    Others have already given great advice on seeking hope in finding a comprehensive cancer center, so I'm not sure I can add much... but,

    MD Anderson has worked with travel airlines and hotels and apartments to reduce rates to cancer patients. Also, if you (or anyone) must travel for medical treatment, keep track of mileage and expenses. If you itemize on your taxes, you may be able to use this as a deduction (every little bit helps).

    Also, many oncologists specialize, which means that some are more geared towards specific cancers. Make sure you are seeing an oncologist who specializes in Colorectal cancer. I have also heard stories where one surgeon turned away a person where a more specialized surgeon was able to complete the surgery.

    I may be naive, but I really hope that your race is not the reason for a lack of care. I know this world is a long way from perfect, but I would like to think that you wouldn't get less care than someone else would.

    I pray you find that doctor to go the extra mile for you.

    I'm not sure if you feel comfortable posting where you live near, but someone living in that area may be able to suggest a team of doctors to you.

    Patricia
  • snommintj
    snommintj Member Posts: 601
    steve g said:

    Mayo Clinic
    Mayo also has a new hospital in Jacksonville Florida which is where I was operated on and as said before it runs like clock-work. You can go on-line and find out about them. Best of luck to you and your husband. Steve

    Green
    I'm convinced that cancer drs and centers only see the color green. if you have decent insurance you'll find someone to treat you
  • SimplyMe
    SimplyMe Member Posts: 7
    snommintj said:

    Green
    I'm convinced that cancer drs and centers only see the color green. if you have decent insurance you'll find someone to treat you

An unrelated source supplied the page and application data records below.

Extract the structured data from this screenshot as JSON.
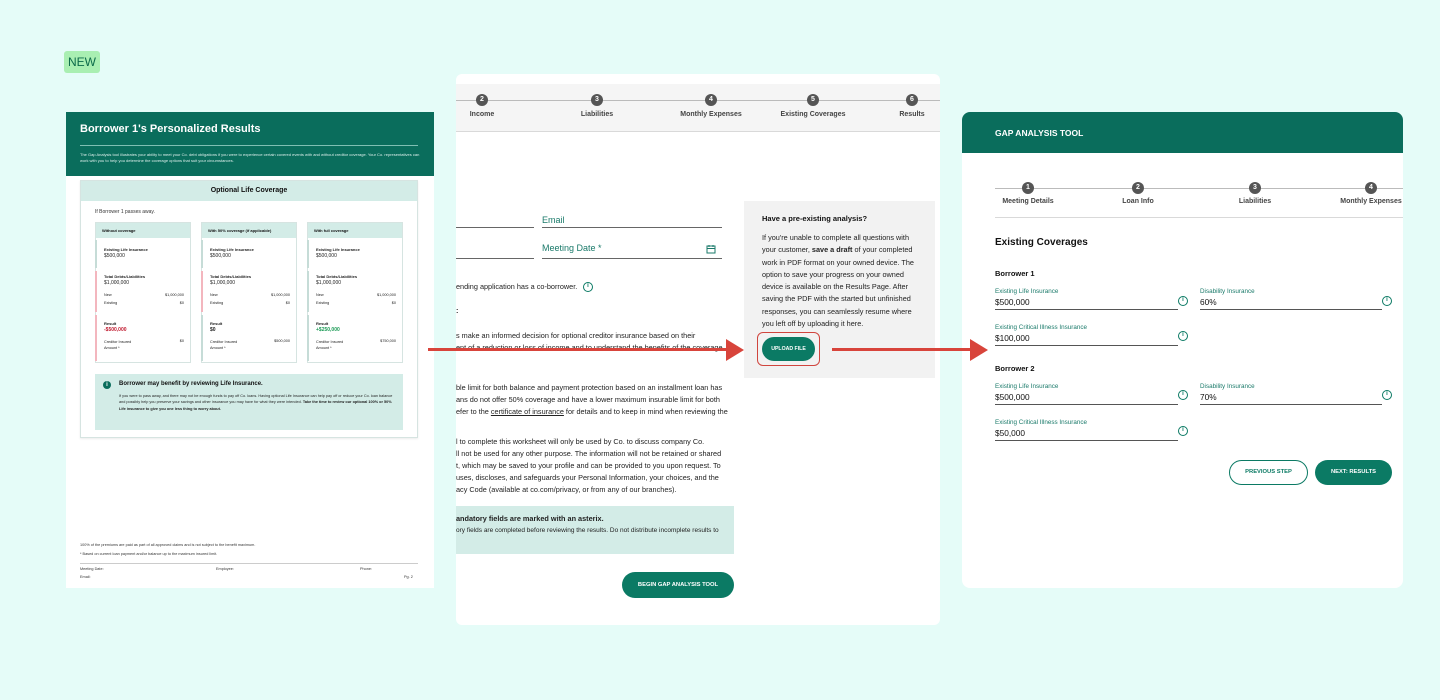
{
  "badge": "NEW",
  "panel1": {
    "title": "Borrower 1's Personalized Results",
    "description": "The Gap Analysis tool illustrates your ability to meet your Co. debt obligations if you were to experience certain covered events with and without creditor coverage. Your Co. representatives can work with you to help you determine the coverage options that suit your circumstances.",
    "card_title": "Optional Life Coverage",
    "intro": "If Borrower 1 passes away.",
    "columns": [
      {
        "header": "Without coverage",
        "existing_label": "Existing Life Insurance",
        "existing_value": "$500,000",
        "debts_label": "Total Debts/Liabilities",
        "debts_value": "$1,000,000",
        "new_label": "New",
        "new_value": "$1,000,000",
        "existing_row_label": "Existing",
        "existing_row_value": "$0",
        "result_label": "Result",
        "result_value": "-$500,000",
        "cia_label": "Creditor Insured Amount *",
        "cia_value": "$0"
      },
      {
        "header": "With 50% coverage (if applicable)",
        "existing_label": "Existing Life Insurance",
        "existing_value": "$500,000",
        "debts_label": "Total Debts/Liabilities",
        "debts_value": "$1,000,000",
        "new_label": "New",
        "new_value": "$1,000,000",
        "existing_row_label": "Existing",
        "existing_row_value": "$0",
        "result_label": "Result",
        "result_value": "$0",
        "cia_label": "Creditor Insured Amount *",
        "cia_value": "$500,000"
      },
      {
        "header": "With full coverage",
        "existing_label": "Existing Life Insurance",
        "existing_value": "$500,000",
        "debts_label": "Total Debts/Liabilities",
        "debts_value": "$1,000,000",
        "new_label": "New",
        "new_value": "$1,000,000",
        "existing_row_label": "Existing",
        "existing_row_value": "$0",
        "result_label": "Result",
        "result_value": "+$250,000",
        "cia_label": "Creditor Insured Amount *",
        "cia_value": "$750,000"
      }
    ],
    "note_title": "Borrower may benefit by reviewing Life Insurance.",
    "note_body": "If you were to pass away, and there may not be enough funds to pay off Co. loans. Having optional Life Insurance can help pay off or reduce your Co. loan balance and possibly help you preserve your savings and other insurance you may have for what they were intended.",
    "note_bold": "Take the time to review our optional 100% or 50% Life insurance to give you one less thing to worry about.",
    "footnote1": "100% of the premiums are paid as part of all approved claims and is not subject to the benefit maximum.",
    "footnote2": "* Based on current loan payment and/or balance up to the maximum insured limit.",
    "meeting_date_label": "Meeting Date:",
    "employee_label": "Employee:",
    "phone_label": "Phone:",
    "email_label": "Email:",
    "page": "Pg. 2"
  },
  "panel2": {
    "steps": [
      {
        "num": "2",
        "label": "Income"
      },
      {
        "num": "3",
        "label": "Liabilities"
      },
      {
        "num": "4",
        "label": "Monthly Expenses"
      },
      {
        "num": "5",
        "label": "Existing Coverages"
      },
      {
        "num": "6",
        "label": "Results"
      }
    ],
    "email_label": "Email",
    "meeting_date_label": "Meeting Date *",
    "coborrower_text": "ending application has a co-borrower.",
    "colon": ":",
    "para1_line1": "s make an informed decision for optional creditor insurance based on their",
    "para1_line2": "ent of a reduction or loss of income and to understand the benefits of the coverage",
    "para2_line1": "ble limit for both balance and payment protection based on an installment loan has",
    "para2_line2": "ans do not offer 50% coverage and have a lower maximum insurable limit for both",
    "para2_line3_pre": "efer to the ",
    "para2_link": "certificate of insurance",
    "para2_line3_post": " for details and to keep in mind when reviewing the",
    "para3_line1": "l to complete this worksheet will only be used by Co. to discuss company Co.",
    "para3_line2": "ll not be used for any other purpose. The information will not be retained or shared",
    "para3_line3": "t, which may be saved to your profile and can be provided to you upon request.  To",
    "para3_line4": " uses, discloses, and safeguards your Personal Information, your choices, and the",
    "para3_line5": "acy Code (available at co.com/privacy, or from any of our branches).",
    "mand_title": "andatory fields are marked with an asterix.",
    "mand_body": "ory fields are completed before reviewing the results. Do not distribute incomplete results to",
    "pre_title": "Have a pre-existing analysis?",
    "pre_text_1": "If you're unable to complete all questions with your customer, ",
    "pre_text_bold": "save a draft",
    "pre_text_2": " of your completed work in PDF format on your owned device. The option to save your progress on your owned device is available on the Results Page. After saving the PDF with the started but unfinished responses, you can seamlessly resume where you left off by uploading it here.",
    "upload_label": "UPLOAD FILE",
    "begin_label": "BEGIN GAP ANALYSIS TOOL"
  },
  "panel3": {
    "title": "GAP ANALYSIS TOOL",
    "steps": [
      {
        "num": "1",
        "label": "Meeting Details"
      },
      {
        "num": "2",
        "label": "Loan Info"
      },
      {
        "num": "3",
        "label": "Liabilities"
      },
      {
        "num": "4",
        "label": "Monthly Expenses"
      }
    ],
    "section_title": "Existing Coverages",
    "borrower1": {
      "title": "Borrower 1",
      "life_label": "Existing Life Insurance",
      "life_value": "$500,000",
      "disability_label": "Disability Insurance",
      "disability_value": "60%",
      "critical_label": "Existing Critical Illness Insurance",
      "critical_value": "$100,000"
    },
    "borrower2": {
      "title": "Borrower 2",
      "life_label": "Existing Life Insurance",
      "life_value": "$500,000",
      "disability_label": "Disability Insurance",
      "disability_value": "70%",
      "critical_label": "Existing Critical Illness Insurance",
      "critical_value": "$50,000"
    },
    "prev_label": "PREVIOUS STEP",
    "next_label": "NEXT: RESULTS"
  },
  "colors": {
    "brand": "#0a6d5c",
    "accent": "#0b7a64",
    "arrow": "#d8443b",
    "background": "#e5fcf8"
  },
  "icons": [
    "info-icon",
    "calendar-icon",
    "arrow-right-icon"
  ]
}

    Thanks so much to everyone
    You all probably don't realize how much you have helped my husband and me! You have enabled us to focus on what we need to do to get him the best help available. Someone asked where we live. We live in Georgia, and the 2nd opinion was actually done at Emory. However, this dr was a medical oncologist, and I think that you are right, we need to find a surgical oncologist specializing in liver mets. Also, I got online this morning, and I'm looking at H Moffitt Cancer Center in Florida, but really want to take him to Sloan-Kettering in NY. I am going to figure out how to make this happen!

    A note on the race issue. Although I am from the south, there have been very few occasions in my life where I felt that my race played a part in a service or treatment that I did or did not receive, and I hope it isn't the case now. What I think it really is is that everyone that has responded to me on this board has really shown bravery and acted as their own advocate, and I think that's what we have to get used to doing. Noone tells you that you need to do this, that or the other when you or someone you love has cancer, but through your posts, I now see that we have to ensure that we are getting the right treatment for my husband.

    Once again, thank you and I will keep you all posted on what is going on, or if I we just need encouragement. You all have been wonderful! I hope we can return the favor soon.

    Have a good day!

    Rose
  • Paula G.
    Paula G. Member Posts: 596
    Your Post
    I just joined this club last week. My husband found out he has colon cancer stage 4 last November. He had surgery to remove it from his colon. He also has liver mets and some in his lungs and a small spot on his adrenal gland.
    His Doctor said five years but not ten. This was only after my husband asked what he really thought. He really like his doctor and I like him also. I feel he will do everthing he can to give him a long life.
    I would keep looking for a doctor that will help and do it fast. You have to fight. RACE should never play into it. I know it does in some cases. Don't give up. Paula G.